▸ DIRECTIONS
Which lines in the material below contain the word "type"? Copy each of them.

BEGIN RECORD EXCERPTS

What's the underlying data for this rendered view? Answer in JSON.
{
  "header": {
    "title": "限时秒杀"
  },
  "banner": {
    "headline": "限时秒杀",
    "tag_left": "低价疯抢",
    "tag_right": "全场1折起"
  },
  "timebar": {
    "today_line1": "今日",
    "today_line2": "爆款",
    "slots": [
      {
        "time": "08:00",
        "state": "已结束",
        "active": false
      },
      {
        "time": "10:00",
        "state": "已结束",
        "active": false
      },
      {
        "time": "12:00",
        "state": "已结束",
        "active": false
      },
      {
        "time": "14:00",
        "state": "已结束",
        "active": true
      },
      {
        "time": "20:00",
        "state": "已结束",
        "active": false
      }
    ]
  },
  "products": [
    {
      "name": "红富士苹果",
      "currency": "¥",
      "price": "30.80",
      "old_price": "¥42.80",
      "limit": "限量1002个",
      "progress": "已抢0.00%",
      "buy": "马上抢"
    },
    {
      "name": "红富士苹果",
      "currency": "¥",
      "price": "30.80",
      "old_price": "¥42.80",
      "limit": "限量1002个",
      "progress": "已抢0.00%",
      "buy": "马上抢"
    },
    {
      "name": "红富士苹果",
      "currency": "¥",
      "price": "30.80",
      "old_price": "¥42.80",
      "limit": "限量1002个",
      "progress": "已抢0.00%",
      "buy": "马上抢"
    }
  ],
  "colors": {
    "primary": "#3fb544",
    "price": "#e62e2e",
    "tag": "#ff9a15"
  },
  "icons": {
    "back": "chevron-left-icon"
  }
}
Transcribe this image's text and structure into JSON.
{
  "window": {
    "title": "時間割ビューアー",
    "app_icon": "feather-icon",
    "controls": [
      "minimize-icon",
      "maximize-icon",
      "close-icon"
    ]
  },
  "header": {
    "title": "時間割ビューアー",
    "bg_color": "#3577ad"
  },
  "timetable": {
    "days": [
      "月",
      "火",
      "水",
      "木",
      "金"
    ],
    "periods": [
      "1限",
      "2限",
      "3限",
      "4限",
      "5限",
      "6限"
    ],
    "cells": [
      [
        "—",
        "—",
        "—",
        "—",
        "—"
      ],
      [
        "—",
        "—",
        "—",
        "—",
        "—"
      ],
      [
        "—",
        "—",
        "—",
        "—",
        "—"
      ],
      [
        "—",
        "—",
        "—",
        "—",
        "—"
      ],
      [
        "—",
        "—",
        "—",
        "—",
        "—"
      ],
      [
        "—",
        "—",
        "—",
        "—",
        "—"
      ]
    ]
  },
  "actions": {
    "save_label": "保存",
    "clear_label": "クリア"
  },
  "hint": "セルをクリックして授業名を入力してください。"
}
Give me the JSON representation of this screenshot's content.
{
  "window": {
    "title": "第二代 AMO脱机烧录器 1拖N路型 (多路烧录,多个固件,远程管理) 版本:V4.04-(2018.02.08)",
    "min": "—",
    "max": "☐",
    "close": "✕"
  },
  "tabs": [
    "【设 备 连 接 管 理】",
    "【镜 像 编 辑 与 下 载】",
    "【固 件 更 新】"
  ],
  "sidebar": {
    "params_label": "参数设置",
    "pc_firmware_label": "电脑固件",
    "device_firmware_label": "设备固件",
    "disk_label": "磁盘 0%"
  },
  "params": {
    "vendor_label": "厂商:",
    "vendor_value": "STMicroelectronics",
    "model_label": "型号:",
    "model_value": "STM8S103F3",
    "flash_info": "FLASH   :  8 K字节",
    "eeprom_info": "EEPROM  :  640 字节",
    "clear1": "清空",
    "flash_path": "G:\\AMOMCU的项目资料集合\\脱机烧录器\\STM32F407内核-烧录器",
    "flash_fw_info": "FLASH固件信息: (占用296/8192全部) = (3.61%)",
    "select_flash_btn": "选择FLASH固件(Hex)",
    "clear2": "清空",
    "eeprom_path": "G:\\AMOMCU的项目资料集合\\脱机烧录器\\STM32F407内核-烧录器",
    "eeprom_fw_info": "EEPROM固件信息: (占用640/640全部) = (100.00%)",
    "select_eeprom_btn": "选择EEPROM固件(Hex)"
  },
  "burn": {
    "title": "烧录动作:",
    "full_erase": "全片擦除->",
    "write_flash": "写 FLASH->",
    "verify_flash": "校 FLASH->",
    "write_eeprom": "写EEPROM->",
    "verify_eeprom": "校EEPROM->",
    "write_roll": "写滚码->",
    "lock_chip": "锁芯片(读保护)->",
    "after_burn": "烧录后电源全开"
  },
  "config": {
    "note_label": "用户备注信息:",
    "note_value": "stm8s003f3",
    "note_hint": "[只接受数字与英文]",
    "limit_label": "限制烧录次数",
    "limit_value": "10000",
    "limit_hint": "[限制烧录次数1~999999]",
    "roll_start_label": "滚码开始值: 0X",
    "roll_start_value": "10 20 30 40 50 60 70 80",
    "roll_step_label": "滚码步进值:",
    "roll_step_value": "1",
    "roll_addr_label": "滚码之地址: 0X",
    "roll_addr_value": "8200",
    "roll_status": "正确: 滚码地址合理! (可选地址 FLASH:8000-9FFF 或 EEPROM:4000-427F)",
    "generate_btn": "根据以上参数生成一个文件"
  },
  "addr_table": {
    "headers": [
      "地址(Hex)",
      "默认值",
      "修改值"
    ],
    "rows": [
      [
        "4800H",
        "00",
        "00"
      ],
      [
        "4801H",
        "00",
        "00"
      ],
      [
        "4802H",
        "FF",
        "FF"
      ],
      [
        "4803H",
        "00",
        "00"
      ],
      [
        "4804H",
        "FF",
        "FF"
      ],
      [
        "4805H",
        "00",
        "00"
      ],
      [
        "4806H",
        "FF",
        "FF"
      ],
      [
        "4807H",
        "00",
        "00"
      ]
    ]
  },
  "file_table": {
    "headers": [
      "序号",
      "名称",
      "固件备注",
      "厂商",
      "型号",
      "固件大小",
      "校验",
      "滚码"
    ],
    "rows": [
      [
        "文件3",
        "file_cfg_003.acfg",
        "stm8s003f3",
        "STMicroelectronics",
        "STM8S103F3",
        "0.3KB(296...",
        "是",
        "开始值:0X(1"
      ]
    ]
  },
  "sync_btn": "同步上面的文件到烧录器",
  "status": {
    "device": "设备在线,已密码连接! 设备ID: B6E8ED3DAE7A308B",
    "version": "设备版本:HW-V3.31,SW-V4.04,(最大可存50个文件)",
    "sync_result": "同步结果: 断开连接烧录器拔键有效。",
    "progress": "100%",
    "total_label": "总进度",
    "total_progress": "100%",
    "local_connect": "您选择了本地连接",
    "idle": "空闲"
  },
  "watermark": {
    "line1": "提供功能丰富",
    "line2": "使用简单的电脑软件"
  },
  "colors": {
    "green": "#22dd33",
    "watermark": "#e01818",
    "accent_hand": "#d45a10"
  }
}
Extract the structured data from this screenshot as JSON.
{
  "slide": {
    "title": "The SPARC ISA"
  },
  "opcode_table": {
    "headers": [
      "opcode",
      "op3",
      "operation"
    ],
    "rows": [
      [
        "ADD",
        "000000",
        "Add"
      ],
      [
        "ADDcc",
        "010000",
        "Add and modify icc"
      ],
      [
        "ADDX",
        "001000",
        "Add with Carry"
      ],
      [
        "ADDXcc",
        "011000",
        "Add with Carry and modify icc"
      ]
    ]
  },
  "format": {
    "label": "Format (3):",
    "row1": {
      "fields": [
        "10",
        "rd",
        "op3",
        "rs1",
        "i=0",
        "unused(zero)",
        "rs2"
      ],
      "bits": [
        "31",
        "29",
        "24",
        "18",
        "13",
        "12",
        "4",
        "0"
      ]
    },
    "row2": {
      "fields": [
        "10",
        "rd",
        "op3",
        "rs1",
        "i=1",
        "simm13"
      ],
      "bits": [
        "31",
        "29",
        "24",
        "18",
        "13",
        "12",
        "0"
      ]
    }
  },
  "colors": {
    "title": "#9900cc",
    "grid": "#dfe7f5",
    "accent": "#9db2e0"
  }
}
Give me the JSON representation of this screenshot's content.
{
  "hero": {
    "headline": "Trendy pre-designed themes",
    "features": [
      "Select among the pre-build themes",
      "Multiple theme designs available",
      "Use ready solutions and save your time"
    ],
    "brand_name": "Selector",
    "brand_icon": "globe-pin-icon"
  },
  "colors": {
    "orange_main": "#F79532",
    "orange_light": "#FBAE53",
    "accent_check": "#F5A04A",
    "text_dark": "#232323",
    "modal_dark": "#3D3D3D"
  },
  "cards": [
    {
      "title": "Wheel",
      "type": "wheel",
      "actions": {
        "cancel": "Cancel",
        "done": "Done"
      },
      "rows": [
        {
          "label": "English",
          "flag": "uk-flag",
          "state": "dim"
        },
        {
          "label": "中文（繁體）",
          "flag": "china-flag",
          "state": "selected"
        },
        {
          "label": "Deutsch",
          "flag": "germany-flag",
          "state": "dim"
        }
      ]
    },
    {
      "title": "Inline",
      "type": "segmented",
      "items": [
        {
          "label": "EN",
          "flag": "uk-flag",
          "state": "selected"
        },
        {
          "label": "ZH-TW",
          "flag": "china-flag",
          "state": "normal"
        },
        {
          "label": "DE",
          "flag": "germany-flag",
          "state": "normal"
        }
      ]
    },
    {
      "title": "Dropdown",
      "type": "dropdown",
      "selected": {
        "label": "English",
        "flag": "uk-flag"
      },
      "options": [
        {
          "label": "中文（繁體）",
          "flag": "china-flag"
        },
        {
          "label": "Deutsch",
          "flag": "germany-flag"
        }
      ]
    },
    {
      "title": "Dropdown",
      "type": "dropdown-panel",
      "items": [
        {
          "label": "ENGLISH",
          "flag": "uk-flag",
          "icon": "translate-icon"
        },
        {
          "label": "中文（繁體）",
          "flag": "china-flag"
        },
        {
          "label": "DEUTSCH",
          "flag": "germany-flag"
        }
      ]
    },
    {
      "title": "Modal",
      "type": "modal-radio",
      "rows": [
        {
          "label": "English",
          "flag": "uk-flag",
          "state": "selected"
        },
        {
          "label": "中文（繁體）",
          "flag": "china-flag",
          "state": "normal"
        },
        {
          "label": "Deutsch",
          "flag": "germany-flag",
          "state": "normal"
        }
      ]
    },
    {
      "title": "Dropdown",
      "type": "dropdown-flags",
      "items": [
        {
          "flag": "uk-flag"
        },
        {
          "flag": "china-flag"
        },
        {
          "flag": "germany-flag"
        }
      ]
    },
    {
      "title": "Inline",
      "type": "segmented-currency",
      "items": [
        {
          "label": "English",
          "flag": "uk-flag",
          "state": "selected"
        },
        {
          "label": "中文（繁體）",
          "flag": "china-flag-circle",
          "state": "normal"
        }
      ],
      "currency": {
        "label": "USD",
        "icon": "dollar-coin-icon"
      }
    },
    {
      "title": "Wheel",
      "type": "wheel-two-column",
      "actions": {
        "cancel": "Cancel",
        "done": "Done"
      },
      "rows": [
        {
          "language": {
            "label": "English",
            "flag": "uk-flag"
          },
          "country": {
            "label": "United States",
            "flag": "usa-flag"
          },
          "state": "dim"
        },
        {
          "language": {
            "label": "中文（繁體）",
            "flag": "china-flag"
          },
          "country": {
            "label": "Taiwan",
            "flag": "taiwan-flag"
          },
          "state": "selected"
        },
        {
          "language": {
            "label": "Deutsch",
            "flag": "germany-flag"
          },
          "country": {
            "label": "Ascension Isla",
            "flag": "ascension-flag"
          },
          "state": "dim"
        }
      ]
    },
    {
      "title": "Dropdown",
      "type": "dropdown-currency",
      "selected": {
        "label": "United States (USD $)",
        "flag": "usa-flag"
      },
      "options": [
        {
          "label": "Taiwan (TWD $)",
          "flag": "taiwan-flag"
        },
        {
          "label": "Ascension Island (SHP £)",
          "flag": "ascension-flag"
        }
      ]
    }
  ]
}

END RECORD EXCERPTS

▸ TASK RESULT
      "type": "wheel",
      "type": "segmented",
      "type": "dropdown",
      "type": "dropdown-panel",
      "type": "modal-radio",
      "type": "dropdown-flags",
      "type": "segmented-currency",
      "type": "wheel-two-column",
      "type": "dropdown-currency",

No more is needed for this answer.